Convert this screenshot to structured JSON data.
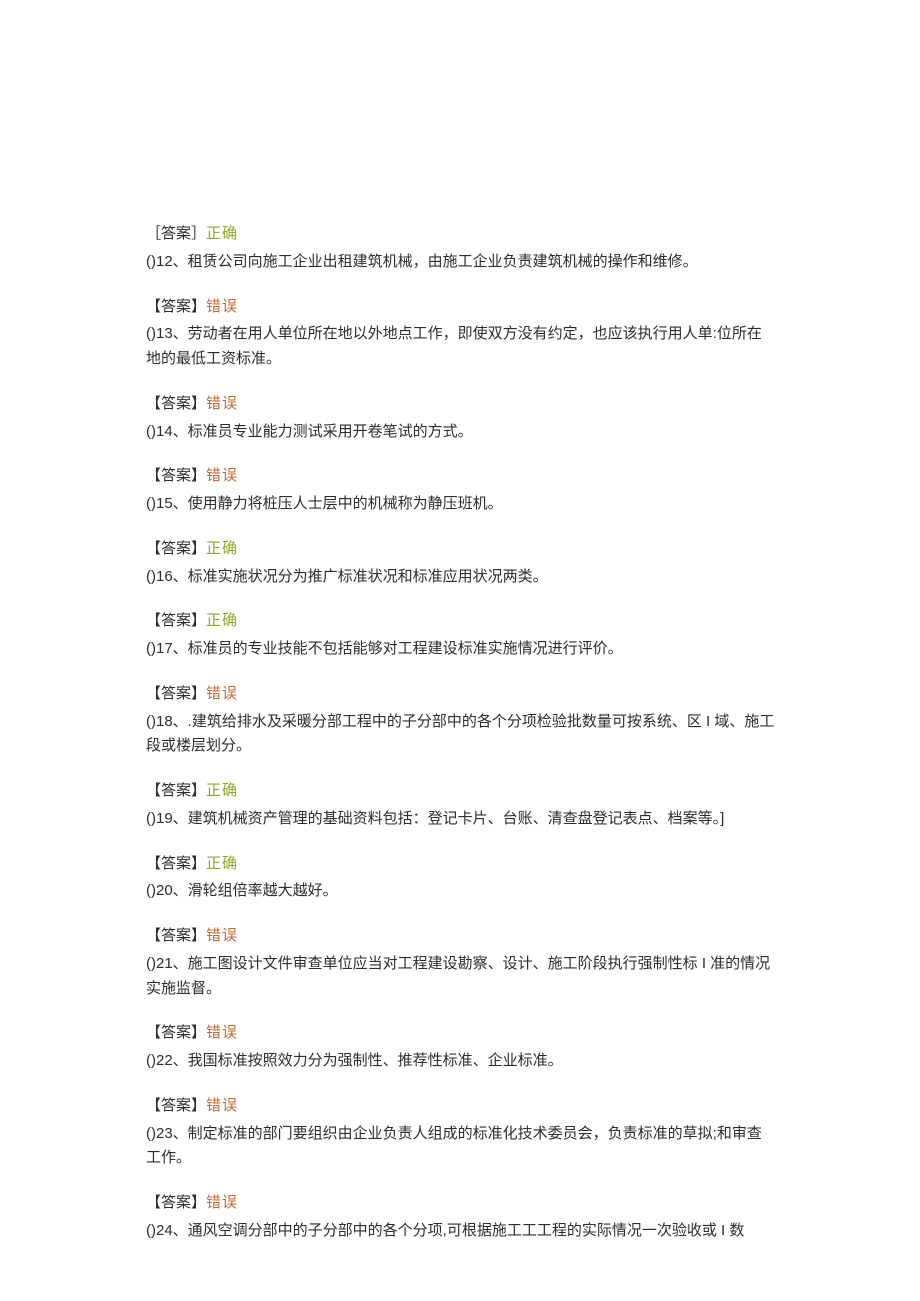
{
  "answer_label_square": "【答案】",
  "answer_label_bracket": "［答案］",
  "answer_correct": "正确",
  "answer_wrong": "错误",
  "items": [
    {
      "pre_label_style": "bracket",
      "pre_answer": "correct",
      "question": "()12、租赁公司向施工企业出租建筑机械，由施工企业负责建筑机械的操作和维修。"
    },
    {
      "pre_label_style": "square",
      "pre_answer": "wrong",
      "question": "()13、劳动者在用人单位所在地以外地点工作，即使双方没有约定，也应该执行用人单:位所在地的最低工资标准。"
    },
    {
      "pre_label_style": "square",
      "pre_answer": "wrong",
      "question": "()14、标准员专业能力测试采用开卷笔试的方式。"
    },
    {
      "pre_label_style": "square",
      "pre_answer": "wrong",
      "question": "()15、使用静力将桩压人士层中的机械称为静压班机。"
    },
    {
      "pre_label_style": "square",
      "pre_answer": "correct",
      "question": "()16、标准实施状况分为推广标准状况和标准应用状况两类。"
    },
    {
      "pre_label_style": "square",
      "pre_answer": "correct",
      "question": "()17、标准员的专业技能不包括能够对工程建设标准实施情况进行评价。"
    },
    {
      "pre_label_style": "square",
      "pre_answer": "wrong",
      "question": "()18、.建筑给排水及采暖分部工程中的子分部中的各个分项检验批数量可按系统、区 I 域、施工段或楼层划分。"
    },
    {
      "pre_label_style": "square",
      "pre_answer": "correct",
      "question": "()19、建筑机械资产管理的基础资料包括：登记卡片、台账、清查盘登记表点、档案等。]"
    },
    {
      "pre_label_style": "square",
      "pre_answer": "correct",
      "question": "()20、滑轮组倍率越大越好。"
    },
    {
      "pre_label_style": "square",
      "pre_answer": "wrong",
      "question": "()21、施工图设计文件审查单位应当对工程建设勘察、设计、施工阶段执行强制性标 I 准的情况实施监督。"
    },
    {
      "pre_label_style": "square",
      "pre_answer": "wrong",
      "question": "()22、我国标准按照效力分为强制性、推荐性标准、企业标准。"
    },
    {
      "pre_label_style": "square",
      "pre_answer": "wrong",
      "question": "()23、制定标准的部门要组织由企业负责人组成的标准化技术委员会，负责标准的草拟;和审查工作。"
    },
    {
      "pre_label_style": "square",
      "pre_answer": "wrong",
      "question": "()24、通风空调分部中的子分部中的各个分项,可根据施工工工程的实际情况一次验收或 I 数"
    }
  ]
}
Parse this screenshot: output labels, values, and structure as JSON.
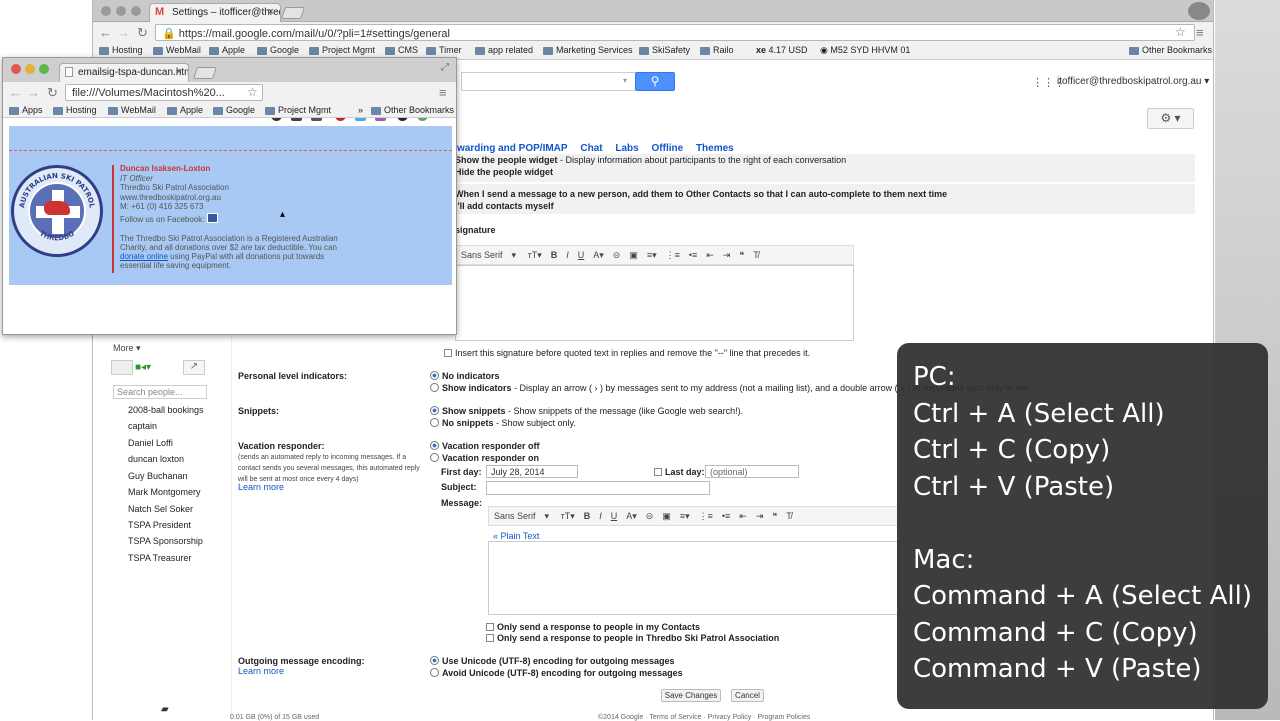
{
  "main_browser": {
    "tab_title": "Settings – itofficer@thredb",
    "url": "https://mail.google.com/mail/u/0/?pli=1#settings/general",
    "bookmarks": [
      "Hosting",
      "WebMail",
      "Apple",
      "Google",
      "Project Mgmt",
      "CMS",
      "Timer",
      "app related",
      "Marketing Services",
      "SkiSafety",
      "Railo",
      "4.17 USD",
      "M52 SYD HHVM 01",
      "Other Bookmarks"
    ],
    "account": "itofficer@thredboskipatrol.org.au",
    "settings_tabs": [
      "warding and POP/IMAP",
      "Chat",
      "Labs",
      "Offline",
      "Themes"
    ],
    "people_widget": {
      "show": "Show the people widget",
      "show_desc": " - Display information about participants to the right of each conversation",
      "hide": "Hide the people widget"
    },
    "create_contacts": {
      "auto": "When I send a message to a new person, add them to Other Contacts so that I can auto-complete to them next time",
      "manual": "I'll add contacts myself"
    },
    "signature": {
      "label": "signature",
      "font": "Sans Serif",
      "insert_before": "Insert this signature before quoted text in replies and remove the \"--\" line that precedes it."
    },
    "personal_level": {
      "label": "Personal level indicators:",
      "none": "No indicators",
      "show": "Show indicators",
      "show_desc": " - Display an arrow ( › ) by messages sent to my address (not a mailing list), and a double arrow ( » ) to messages sent only to me."
    },
    "snippets": {
      "label": "Snippets:",
      "show": "Show snippets",
      "show_desc": " - Show snippets of the message (like Google web search!).",
      "none": "No snippets",
      "none_desc": " - Show subject only."
    },
    "vacation": {
      "label": "Vacation responder:",
      "note": "(sends an automated reply to incoming messages. If a contact sends you several messages, this automated reply will be sent at most once every 4 days)",
      "learn_more": "Learn more",
      "off": "Vacation responder off",
      "on": "Vacation responder on",
      "first_day_label": "First day:",
      "first_day": "July 28, 2014",
      "last_day_label": "Last day:",
      "last_day_placeholder": "(optional)",
      "subject_label": "Subject:",
      "message_label": "Message:",
      "font": "Sans Serif",
      "plain_text": "« Plain Text",
      "only_contacts": "Only send a response to people in my Contacts",
      "only_org": "Only send a response to people in Thredbo Ski Patrol Association"
    },
    "encoding": {
      "label": "Outgoing message encoding:",
      "learn_more": "Learn more",
      "use": "Use Unicode (UTF-8) encoding for outgoing messages",
      "avoid": "Avoid Unicode (UTF-8) encoding for outgoing messages"
    },
    "buttons": {
      "save": "Save Changes",
      "cancel": "Cancel"
    },
    "footer": {
      "usage": "0.01 GB (0%) of 15 GB used",
      "links": "©2014 Google · Terms of Service · Privacy Policy · Program Policies"
    },
    "left_nav": {
      "more": "More ▾",
      "search_placeholder": "Search people...",
      "contacts": [
        "2008-ball bookings",
        "captain",
        "Daniel Loffi",
        "duncan loxton",
        "Guy Buchanan",
        "Mark Montgomery",
        "Natch Sel Soker",
        "TSPA President",
        "TSPA Sponsorship",
        "TSPA Treasurer"
      ]
    }
  },
  "popup_browser": {
    "tab_title": "emailsig-tspa-duncan.htm",
    "url": "file:///Volumes/Macintosh%20...",
    "bookmarks": [
      "Apps",
      "Hosting",
      "WebMail",
      "Apple",
      "Google",
      "Project Mgmt",
      "»",
      "Other Bookmarks"
    ],
    "signature": {
      "name": "Duncan Isaksen-Loxton",
      "role": "IT Officer",
      "org": "Thredbo Ski Patrol Association",
      "website": "www.thredboskipatrol.org.au",
      "mobile": "M: +61 (0) 416 325 673",
      "facebook": "Follow us on Facebook:",
      "charity_1": "The Thredbo Ski Patrol Association is a Registered Australian",
      "charity_2": "Charity, and all donations over $2 are tax deductible. You can",
      "donate_link": "donate online",
      "charity_3": " using PayPal with all donations put towards",
      "charity_4": "essential life saving equipment.",
      "logo_text_top": "AUSTRALIAN SKI PATROL",
      "logo_text_bottom": "THREDBO"
    }
  },
  "overlay": {
    "lines": [
      "PC:",
      "Ctrl + A (Select All)",
      "Ctrl + C (Copy)",
      "Ctrl + V (Paste)",
      "",
      "Mac:",
      "Command + A (Select All)",
      "Command + C (Copy)",
      "Command + V (Paste)"
    ]
  }
}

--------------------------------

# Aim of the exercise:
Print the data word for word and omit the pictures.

# Result of this exercise:
Convert this screenshot to structured JSON data.
{
  "answer_label_square": "【答案】",
  "answer_label_bracket": "［答案］",
  "answer_correct": "正确",
  "answer_wrong": "错误",
  "items": [
    {
      "pre_label_style": "bracket",
      "pre_answer": "correct",
      "question": "()12、租赁公司向施工企业出租建筑机械，由施工企业负责建筑机械的操作和维修。"
    },
    {
      "pre_label_style": "square",
      "pre_answer": "wrong",
      "question": "()13、劳动者在用人单位所在地以外地点工作，即使双方没有约定，也应该执行用人单:位所在地的最低工资标准。"
    },
    {
      "pre_label_style": "square",
      "pre_answer": "wrong",
      "question": "()14、标准员专业能力测试采用开卷笔试的方式。"
    },
    {
      "pre_label_style": "square",
      "pre_answer": "wrong",
      "question": "()15、使用静力将桩压人士层中的机械称为静压班机。"
    },
    {
      "pre_label_style": "square",
      "pre_answer": "correct",
      "question": "()16、标准实施状况分为推广标准状况和标准应用状况两类。"
    },
    {
      "pre_label_style": "square",
      "pre_answer": "correct",
      "question": "()17、标准员的专业技能不包括能够对工程建设标准实施情况进行评价。"
    },
    {
      "pre_label_style": "square",
      "pre_answer": "wrong",
      "question": "()18、.建筑给排水及采暖分部工程中的子分部中的各个分项检验批数量可按系统、区 I 域、施工段或楼层划分。"
    },
    {
      "pre_label_style": "square",
      "pre_answer": "correct",
      "question": "()19、建筑机械资产管理的基础资料包括：登记卡片、台账、清查盘登记表点、档案等。]"
    },
    {
      "pre_label_style": "square",
      "pre_answer": "correct",
      "question": "()20、滑轮组倍率越大越好。"
    },
    {
      "pre_label_style": "square",
      "pre_answer": "wrong",
      "question": "()21、施工图设计文件审查单位应当对工程建设勘察、设计、施工阶段执行强制性标 I 准的情况实施监督。"
    },
    {
      "pre_label_style": "square",
      "pre_answer": "wrong",
      "question": "()22、我国标准按照效力分为强制性、推荐性标准、企业标准。"
    },
    {
      "pre_label_style": "square",
      "pre_answer": "wrong",
      "question": "()23、制定标准的部门要组织由企业负责人组成的标准化技术委员会，负责标准的草拟;和审查工作。"
    },
    {
      "pre_label_style": "square",
      "pre_answer": "wrong",
      "question": "()24、通风空调分部中的子分部中的各个分项,可根据施工工工程的实际情况一次验收或 I 数"
    }
  ]
}
Parse this screenshot: output labels, values, and structure as JSON.
{
  "main_browser": {
    "tab_title": "Settings – itofficer@thredb",
    "url": "https://mail.google.com/mail/u/0/?pli=1#settings/general",
    "bookmarks": [
      "Hosting",
      "WebMail",
      "Apple",
      "Google",
      "Project Mgmt",
      "CMS",
      "Timer",
      "app related",
      "Marketing Services",
      "SkiSafety",
      "Railo",
      "4.17 USD",
      "M52 SYD HHVM 01",
      "Other Bookmarks"
    ],
    "account": "itofficer@thredboskipatrol.org.au",
    "settings_tabs": [
      "warding and POP/IMAP",
      "Chat",
      "Labs",
      "Offline",
      "Themes"
    ],
    "people_widget": {
      "show": "Show the people widget",
      "show_desc": " - Display information about participants to the right of each conversation",
      "hide": "Hide the people widget"
    },
    "create_contacts": {
      "auto": "When I send a message to a new person, add them to Other Contacts so that I can auto-complete to them next time",
      "manual": "I'll add contacts myself"
    },
    "signature": {
      "label": "signature",
      "font": "Sans Serif",
      "insert_before": "Insert this signature before quoted text in replies and remove the \"--\" line that precedes it."
    },
    "personal_level": {
      "label": "Personal level indicators:",
      "none": "No indicators",
      "show": "Show indicators",
      "show_desc": " - Display an arrow ( › ) by messages sent to my address (not a mailing list), and a double arrow ( » ) to messages sent only to me."
    },
    "snippets": {
      "label": "Snippets:",
      "show": "Show snippets",
      "show_desc": " - Show snippets of the message (like Google web search!).",
      "none": "No snippets",
      "none_desc": " - Show subject only."
    },
    "vacation": {
      "label": "Vacation responder:",
      "note": "(sends an automated reply to incoming messages. If a contact sends you several messages, this automated reply will be sent at most once every 4 days)",
      "learn_more": "Learn more",
      "off": "Vacation responder off",
      "on": "Vacation responder on",
      "first_day_label": "First day:",
      "first_day": "July 28, 2014",
      "last_day_label": "Last day:",
      "last_day_placeholder": "(optional)",
      "subject_label": "Subject:",
      "message_label": "Message:",
      "font": "Sans Serif",
      "plain_text": "« Plain Text",
      "only_contacts": "Only send a response to people in my Contacts",
      "only_org": "Only send a response to people in Thredbo Ski Patrol Association"
    },
    "encoding": {
      "label": "Outgoing message encoding:",
      "learn_more": "Learn more",
      "use": "Use Unicode (UTF-8) encoding for outgoing messages",
      "avoid": "Avoid Unicode (UTF-8) encoding for outgoing messages"
    },
    "buttons": {
      "save": "Save Changes",
      "cancel": "Cancel"
    },
    "footer": {
      "usage": "0.01 GB (0%) of 15 GB used",
      "links": "©2014 Google · Terms of Service · Privacy Policy · Program Policies"
    },
    "left_nav": {
      "more": "More ▾",
      "search_placeholder": "Search people...",
      "contacts": [
        "2008-ball bookings",
        "captain",
        "Daniel Loffi",
        "duncan loxton",
        "Guy Buchanan",
        "Mark Montgomery",
        "Natch Sel Soker",
        "TSPA President",
        "TSPA Sponsorship",
        "TSPA Treasurer"
      ]
    }
  },
  "popup_browser": {
    "tab_title": "emailsig-tspa-duncan.htm",
    "url": "file:///Volumes/Macintosh%20...",
    "bookmarks": [
      "Apps",
      "Hosting",
      "WebMail",
      "Apple",
      "Google",
      "Project Mgmt",
      "»",
      "Other Bookmarks"
    ],
    "signature": {
      "name": "Duncan Isaksen-Loxton",
      "role": "IT Officer",
      "org": "Thredbo Ski Patrol Association",
      "website": "www.thredboskipatrol.org.au",
      "mobile": "M: +61 (0) 416 325 673",
      "facebook": "Follow us on Facebook:",
      "charity_1": "The Thredbo Ski Patrol Association is a Registered Australian",
      "charity_2": "Charity, and all donations over $2 are tax deductible. You can",
      "donate_link": "donate online",
      "charity_3": " using PayPal with all donations put towards",
      "charity_4": "essential life saving equipment.",
      "logo_text_top": "AUSTRALIAN SKI PATROL",
      "logo_text_bottom": "THREDBO"
    }
  },
  "overlay": {
    "lines": [
      "PC:",
      "Ctrl + A (Select All)",
      "Ctrl + C (Copy)",
      "Ctrl + V (Paste)",
      "",
      "Mac:",
      "Command + A (Select All)",
      "Command + C (Copy)",
      "Command + V (Paste)"
    ]
  }
}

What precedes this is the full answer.